is generally very specific to the company's compensation philosophy.
For example, if your data is from the Salary
Wizard, it reflects the current month's national average for your job - for all
size companies across all industries, adjusted for the region in which you
work. Your employer's data might show what your company and a dozen or so
direct competitors are paying for the job. Depending on the industry and the
region in which you work, this number could be higher or lower than your
If you get to the point in a salary negotiation
where you and your employer are discussing the applicability of various data
sources to your situation, you're doing great.
Step 4. Agree on where your salary should fall
After you and your employer have agreed what job
you're doing, how well you're doing it, and what the market pays for that job,
you're ready to discuss what you're worth to the company.
Let's assume for a moment that your performance
is at exactly the midpoint of what is expected for someone in your job. You
have shown your employer an average proficiency and average performance. You
should expect to earn the approximate median for the job.
The company's pay philosophy and pay structure
come into play here. (See related articles on pay philosophies and pay
structures.) Depending on the importance of your job to the company, your
employer might actually pay you more than the median as part of a pay
philosophy geared toward retaining people in your position.
For example, a law firm might pay its
administrative assistants above the market rate, because they are critical to
organizing the firm's work and maintaining relationships with clients.
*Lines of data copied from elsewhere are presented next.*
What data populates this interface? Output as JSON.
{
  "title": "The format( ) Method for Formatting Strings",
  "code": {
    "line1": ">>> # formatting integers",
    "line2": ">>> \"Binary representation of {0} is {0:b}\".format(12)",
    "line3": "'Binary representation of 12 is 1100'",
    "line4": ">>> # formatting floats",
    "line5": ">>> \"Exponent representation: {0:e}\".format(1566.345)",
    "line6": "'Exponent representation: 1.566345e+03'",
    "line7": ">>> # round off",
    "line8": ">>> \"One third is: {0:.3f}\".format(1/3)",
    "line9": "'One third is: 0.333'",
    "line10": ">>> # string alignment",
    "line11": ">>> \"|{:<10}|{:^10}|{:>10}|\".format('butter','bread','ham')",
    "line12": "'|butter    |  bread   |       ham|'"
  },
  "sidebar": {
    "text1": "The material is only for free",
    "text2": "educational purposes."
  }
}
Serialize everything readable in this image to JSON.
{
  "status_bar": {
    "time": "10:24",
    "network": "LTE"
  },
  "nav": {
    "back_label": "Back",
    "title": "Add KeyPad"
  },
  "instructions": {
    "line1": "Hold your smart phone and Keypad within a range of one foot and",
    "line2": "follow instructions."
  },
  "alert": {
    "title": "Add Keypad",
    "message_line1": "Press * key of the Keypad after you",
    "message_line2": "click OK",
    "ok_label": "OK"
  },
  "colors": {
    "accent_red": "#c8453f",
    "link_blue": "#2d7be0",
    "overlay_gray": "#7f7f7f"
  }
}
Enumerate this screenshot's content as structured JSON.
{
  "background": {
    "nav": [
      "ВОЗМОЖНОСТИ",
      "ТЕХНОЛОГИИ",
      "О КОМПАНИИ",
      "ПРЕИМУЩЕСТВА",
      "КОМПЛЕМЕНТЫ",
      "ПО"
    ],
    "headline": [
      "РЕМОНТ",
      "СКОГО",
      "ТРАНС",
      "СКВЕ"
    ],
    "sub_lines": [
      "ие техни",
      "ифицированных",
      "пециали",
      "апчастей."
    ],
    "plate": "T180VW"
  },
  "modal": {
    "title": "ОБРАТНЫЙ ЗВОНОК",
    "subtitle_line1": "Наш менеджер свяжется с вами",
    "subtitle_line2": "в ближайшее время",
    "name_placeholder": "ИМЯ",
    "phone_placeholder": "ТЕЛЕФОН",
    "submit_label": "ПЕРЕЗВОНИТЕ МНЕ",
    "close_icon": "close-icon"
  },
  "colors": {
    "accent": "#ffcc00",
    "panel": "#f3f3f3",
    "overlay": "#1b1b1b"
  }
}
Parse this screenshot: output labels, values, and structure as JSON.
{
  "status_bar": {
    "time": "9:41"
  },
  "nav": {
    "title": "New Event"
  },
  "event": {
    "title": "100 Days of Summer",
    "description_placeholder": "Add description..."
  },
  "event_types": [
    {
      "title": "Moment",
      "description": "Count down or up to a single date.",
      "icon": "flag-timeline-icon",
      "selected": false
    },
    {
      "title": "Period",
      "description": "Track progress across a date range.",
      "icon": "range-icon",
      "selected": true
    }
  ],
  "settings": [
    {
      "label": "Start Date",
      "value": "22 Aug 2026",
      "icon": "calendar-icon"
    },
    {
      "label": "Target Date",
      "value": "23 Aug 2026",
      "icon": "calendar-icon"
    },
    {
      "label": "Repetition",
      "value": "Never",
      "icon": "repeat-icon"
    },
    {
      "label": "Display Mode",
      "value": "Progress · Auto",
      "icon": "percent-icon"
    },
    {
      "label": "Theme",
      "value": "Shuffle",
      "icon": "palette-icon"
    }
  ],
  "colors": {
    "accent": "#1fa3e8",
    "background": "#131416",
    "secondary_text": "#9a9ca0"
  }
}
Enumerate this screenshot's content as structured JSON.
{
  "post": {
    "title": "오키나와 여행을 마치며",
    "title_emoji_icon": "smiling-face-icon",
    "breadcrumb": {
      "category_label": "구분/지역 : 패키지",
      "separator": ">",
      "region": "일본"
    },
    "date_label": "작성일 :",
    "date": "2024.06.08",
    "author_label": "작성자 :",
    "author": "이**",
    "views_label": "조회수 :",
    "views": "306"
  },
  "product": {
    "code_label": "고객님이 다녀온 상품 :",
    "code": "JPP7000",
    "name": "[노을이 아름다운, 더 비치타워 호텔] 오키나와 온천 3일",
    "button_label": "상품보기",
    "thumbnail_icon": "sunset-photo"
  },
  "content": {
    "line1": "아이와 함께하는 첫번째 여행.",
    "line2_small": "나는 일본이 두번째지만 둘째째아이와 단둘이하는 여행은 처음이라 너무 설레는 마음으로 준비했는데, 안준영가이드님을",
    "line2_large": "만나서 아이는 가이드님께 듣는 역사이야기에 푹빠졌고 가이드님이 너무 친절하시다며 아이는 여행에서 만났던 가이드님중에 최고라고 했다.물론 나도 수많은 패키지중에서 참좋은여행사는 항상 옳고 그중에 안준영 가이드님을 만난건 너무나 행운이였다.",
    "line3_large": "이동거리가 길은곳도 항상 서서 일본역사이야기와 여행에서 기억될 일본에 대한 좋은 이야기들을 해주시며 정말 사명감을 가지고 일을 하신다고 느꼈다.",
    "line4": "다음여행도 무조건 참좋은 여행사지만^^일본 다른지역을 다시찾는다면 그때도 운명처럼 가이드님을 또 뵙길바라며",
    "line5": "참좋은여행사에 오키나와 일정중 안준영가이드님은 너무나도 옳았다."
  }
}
Or, a
software company might pay its programmers above market because their skills
are so scarce.
A company might pay you less than the median in
base salary as part of an overall total compensation program that could be at
or above market. In other words, some companies provide higher or lower pay
levels to balance with their bonus plans, stock options, benefits and even
intangible rewards. Still other companies might pay people in your position
less than the median because your job is not as critical to the company's
success as some other jobs.
The company might agree that you're worth a
certain amount, but be unable to pay it. If raises really are 4 percent across
the board, you have to make the case why you have earned a bigger increase.
From the manager's perspective, a larger raise for you often means a smaller
one for someone else. But if you agree on what you should be paid, you can
start to create a path for how your employer is going to bring you there -
maybe not during this review period, but over time.
After you've discussed where you should fall in
the context of the company's pay philosophy and structure, you're ready to
agree on a number and and start earning your new salary.
Step 5. Agree on what performance is necessary
for future salary increases
Performance reviews and salary negotiations are
continual processes. The last step of one salary negotiation should be the
first step of the next. With this in mind, talk about your future - the next
three to six months.
Now is a perfect time to set the groundwork for
what specific performance objectives you need to achieve to get a larger raise
or promotion in the near future. One of the major reasons people are
dissatisfied with their salary increases is that the raise is less than
expected and the boss doesn't have room to increase it. Setting the expectations
early doesn't guarantee anything, but it does cause your boss at least mentally
to "reserve" that money for you from the next raise pool.
By talking about future performance and
expectations, you are jointly committing to a positive working relationship
going forward. This helps end your negotiation on a positive note for both
Negotiate for a win-win The data itself is
neutral, but subject to a great deal of interpretation. It is a set of facts,
but it is not law. You should negotiate in relation to it - and so should your
employer. Demands and ultimatums based on any published data without open
discussion are likely to leave everyone dissatisfied. A good negotiation is a
discussion in which each party understands and respects the other's position
and it ends when all parties feel their positions have been heard and their
needs have been optimized within the other party's limitations.